TUSCALOOSA, Ala. — The University of Alabama’s Moundville Archaeological Park will hold its first 5K walk memorializing the Trail of Tears Saturday, May 25.
The event, “Full Circle: Transcending the Trail of Tears,” will feature presentations, book signings, video viewing and more.
“This event seeks to reverse the cultural barriers and misconceptions that propagated the Trail of Tears,” said Betsy Irwin, the park’s education outreach coordinator. “By promoting cultural understanding of who the Southeastern Indian people were and are, we hope to help heal the wounds generated through prejudice and unawareness.”
Beginning in the 1830s, the United States government adopted a policy that resulted in the widespread removal of Southeastern Indians from the Moundville area, Irwin said. Although typically associated with the Cherokee removal, the term “Trail of Tears” now represents the mass displacement of people from numerous tribes over the course of almost a decade, she added.

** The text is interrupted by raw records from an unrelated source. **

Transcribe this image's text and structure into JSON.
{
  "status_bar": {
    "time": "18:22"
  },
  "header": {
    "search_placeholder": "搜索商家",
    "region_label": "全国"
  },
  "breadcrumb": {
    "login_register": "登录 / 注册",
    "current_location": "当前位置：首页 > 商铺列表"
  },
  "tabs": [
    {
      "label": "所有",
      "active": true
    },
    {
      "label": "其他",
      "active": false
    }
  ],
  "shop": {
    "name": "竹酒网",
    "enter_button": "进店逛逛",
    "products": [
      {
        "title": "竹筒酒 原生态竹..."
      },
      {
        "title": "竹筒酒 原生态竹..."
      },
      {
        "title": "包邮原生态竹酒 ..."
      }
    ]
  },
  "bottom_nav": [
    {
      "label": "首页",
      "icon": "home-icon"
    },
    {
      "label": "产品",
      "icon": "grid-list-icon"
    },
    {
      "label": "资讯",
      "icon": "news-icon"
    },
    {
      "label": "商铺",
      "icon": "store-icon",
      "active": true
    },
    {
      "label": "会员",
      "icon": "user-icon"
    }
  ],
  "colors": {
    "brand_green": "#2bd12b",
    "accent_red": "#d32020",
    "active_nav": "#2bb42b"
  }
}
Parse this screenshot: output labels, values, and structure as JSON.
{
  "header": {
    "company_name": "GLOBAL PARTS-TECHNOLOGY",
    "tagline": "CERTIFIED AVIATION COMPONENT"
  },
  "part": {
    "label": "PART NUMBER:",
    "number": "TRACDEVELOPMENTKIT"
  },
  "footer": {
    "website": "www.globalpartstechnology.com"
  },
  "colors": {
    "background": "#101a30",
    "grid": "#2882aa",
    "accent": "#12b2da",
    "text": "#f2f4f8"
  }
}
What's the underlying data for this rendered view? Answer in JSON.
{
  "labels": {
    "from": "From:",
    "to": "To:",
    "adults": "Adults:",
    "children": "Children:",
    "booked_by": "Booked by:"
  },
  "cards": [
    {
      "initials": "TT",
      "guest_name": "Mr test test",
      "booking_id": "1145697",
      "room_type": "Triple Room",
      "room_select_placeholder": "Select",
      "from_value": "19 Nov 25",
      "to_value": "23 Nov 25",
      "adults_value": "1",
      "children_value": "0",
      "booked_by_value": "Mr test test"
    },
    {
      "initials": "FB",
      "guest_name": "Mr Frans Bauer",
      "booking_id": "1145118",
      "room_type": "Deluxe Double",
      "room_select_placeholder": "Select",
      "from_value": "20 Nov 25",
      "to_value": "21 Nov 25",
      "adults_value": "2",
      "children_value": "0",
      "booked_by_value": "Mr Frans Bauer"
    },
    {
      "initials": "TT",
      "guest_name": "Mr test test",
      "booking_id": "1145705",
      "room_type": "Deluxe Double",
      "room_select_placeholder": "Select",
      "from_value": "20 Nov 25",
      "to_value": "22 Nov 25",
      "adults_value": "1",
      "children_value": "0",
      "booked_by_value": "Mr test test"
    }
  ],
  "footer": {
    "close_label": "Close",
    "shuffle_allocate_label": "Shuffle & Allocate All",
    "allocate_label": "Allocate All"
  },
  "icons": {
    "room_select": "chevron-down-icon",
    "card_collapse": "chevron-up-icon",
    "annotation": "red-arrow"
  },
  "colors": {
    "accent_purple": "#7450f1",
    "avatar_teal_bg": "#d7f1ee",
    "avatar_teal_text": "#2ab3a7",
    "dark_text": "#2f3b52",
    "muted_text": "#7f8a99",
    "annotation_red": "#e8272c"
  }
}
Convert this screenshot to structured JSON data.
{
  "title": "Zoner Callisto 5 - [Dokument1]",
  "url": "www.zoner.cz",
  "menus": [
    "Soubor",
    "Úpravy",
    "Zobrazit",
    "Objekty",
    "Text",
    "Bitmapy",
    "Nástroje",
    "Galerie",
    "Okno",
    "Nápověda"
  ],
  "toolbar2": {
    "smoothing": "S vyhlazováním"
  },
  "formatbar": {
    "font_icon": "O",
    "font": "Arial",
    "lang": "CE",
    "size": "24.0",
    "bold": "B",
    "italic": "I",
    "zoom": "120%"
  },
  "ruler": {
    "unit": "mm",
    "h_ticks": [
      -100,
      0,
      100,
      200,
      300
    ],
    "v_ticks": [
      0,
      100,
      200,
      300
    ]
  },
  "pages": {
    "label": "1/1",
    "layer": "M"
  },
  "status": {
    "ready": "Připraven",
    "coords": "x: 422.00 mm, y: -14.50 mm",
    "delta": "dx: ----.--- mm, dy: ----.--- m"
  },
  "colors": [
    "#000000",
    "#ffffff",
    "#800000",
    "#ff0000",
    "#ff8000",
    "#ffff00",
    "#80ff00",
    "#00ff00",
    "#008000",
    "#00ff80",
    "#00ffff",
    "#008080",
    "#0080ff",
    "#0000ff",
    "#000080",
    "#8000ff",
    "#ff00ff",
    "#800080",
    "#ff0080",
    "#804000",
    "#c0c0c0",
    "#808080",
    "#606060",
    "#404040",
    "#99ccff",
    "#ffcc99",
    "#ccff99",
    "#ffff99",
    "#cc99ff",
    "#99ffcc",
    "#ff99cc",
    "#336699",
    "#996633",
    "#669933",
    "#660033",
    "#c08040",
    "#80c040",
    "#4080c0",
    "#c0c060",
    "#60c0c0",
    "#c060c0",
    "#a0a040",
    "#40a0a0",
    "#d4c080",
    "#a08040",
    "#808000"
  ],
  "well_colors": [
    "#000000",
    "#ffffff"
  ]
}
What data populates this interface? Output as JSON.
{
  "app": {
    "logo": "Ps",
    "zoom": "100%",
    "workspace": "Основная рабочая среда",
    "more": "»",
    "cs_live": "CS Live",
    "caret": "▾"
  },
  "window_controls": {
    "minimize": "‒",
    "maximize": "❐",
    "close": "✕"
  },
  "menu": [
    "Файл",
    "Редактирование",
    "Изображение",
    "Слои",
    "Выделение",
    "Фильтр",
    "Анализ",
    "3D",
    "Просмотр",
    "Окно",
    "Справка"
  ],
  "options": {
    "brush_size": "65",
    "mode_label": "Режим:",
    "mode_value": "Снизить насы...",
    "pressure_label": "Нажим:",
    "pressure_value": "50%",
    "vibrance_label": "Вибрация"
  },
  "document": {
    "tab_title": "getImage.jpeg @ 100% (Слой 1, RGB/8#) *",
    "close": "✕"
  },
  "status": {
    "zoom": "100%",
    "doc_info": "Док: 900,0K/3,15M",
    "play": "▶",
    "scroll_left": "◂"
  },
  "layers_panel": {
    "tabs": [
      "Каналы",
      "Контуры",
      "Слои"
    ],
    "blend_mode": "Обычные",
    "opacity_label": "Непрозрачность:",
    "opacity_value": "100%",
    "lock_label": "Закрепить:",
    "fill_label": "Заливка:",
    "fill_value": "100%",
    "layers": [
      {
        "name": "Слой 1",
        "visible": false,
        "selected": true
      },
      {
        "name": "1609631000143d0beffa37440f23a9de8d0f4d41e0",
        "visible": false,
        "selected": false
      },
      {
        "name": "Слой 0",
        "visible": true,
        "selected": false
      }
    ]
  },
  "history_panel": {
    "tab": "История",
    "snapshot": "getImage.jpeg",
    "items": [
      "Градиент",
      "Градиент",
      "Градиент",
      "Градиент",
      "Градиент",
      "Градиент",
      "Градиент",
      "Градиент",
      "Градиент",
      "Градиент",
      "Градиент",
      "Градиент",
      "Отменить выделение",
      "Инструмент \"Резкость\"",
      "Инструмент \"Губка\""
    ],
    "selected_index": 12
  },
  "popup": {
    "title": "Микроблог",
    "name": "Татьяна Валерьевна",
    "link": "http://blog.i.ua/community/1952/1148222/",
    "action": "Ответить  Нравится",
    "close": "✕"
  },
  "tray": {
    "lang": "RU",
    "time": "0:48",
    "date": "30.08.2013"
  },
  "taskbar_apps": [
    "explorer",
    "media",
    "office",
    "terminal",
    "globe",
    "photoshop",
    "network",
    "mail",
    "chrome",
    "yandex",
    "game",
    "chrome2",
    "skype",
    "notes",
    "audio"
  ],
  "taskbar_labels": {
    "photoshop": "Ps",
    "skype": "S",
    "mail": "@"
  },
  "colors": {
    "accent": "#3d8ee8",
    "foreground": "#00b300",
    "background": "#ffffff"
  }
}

In addition to the commemorative walk, visitors will have an opportunity to hear from Ron Cooper, a member of the Comanche Nation of Oklahoma who walked the Northern Route of the Cherokee Trail of Tears National Historic Trail as a personal adventure of self-reflection and chronicled his journey in his book “It’s My Trail Too: A Comanche Indian’s Journey on the Cherokee Trail of Tears.” Cooper will be available for book signings and discussions following the walk.
Those interested can also watch a video of another walk commemorating the Chickasaw Trail of Tears, which is held annually in Tuscumbia. Walk organizers Robert Perry and Annie Cooper Perry will be on hand to answer questions and autograph videotapes and books.
Chickasaw author Robert Perry has written three books — “Life with the Little People,” “Uprising! Woody Crumbo’s Indian Art” and “The Turkey Feather Cape: My Creation from Beyond History.” The last documents his journey of recreating a feather cape styled after those worn by Southeastern Indians during prehistoric and early historic times.
The event will begin at noon with the walk starting at 1:30 p.m. There is no entry fee for participating in the commemorative walk, but park entrance fees will apply. Native Americans with tribal identification are always admitted free.
UA’s Moundville Archaeological Park is 13 miles south of Tuscaloosa off Alabama 69. Described as the Big Apple of the 14th century, Moundville was America’s largest city north of Mexico 800 years ago. This National Historic Landmark, part of UA Museums, contains 320 acres with more than 20 preserved prehistoric Indian mounds, campgrounds, picnic areas, boardwalk nature trail, theater, Riverbend Lodge and a museum of some of the finest Mississippian-era artifacts in North America.
The University of Alabama, a student-centered research university, is experiencing significant growth in both enrollment and academic quality. This growth, which is positively impacting the campus and the state's economy, is in keeping with UA's vision to be the university of choice for the best and brightest students. UA, the state's flagship university, is an academic community united in its commitment to enhancing the quality of life for all Alabamians.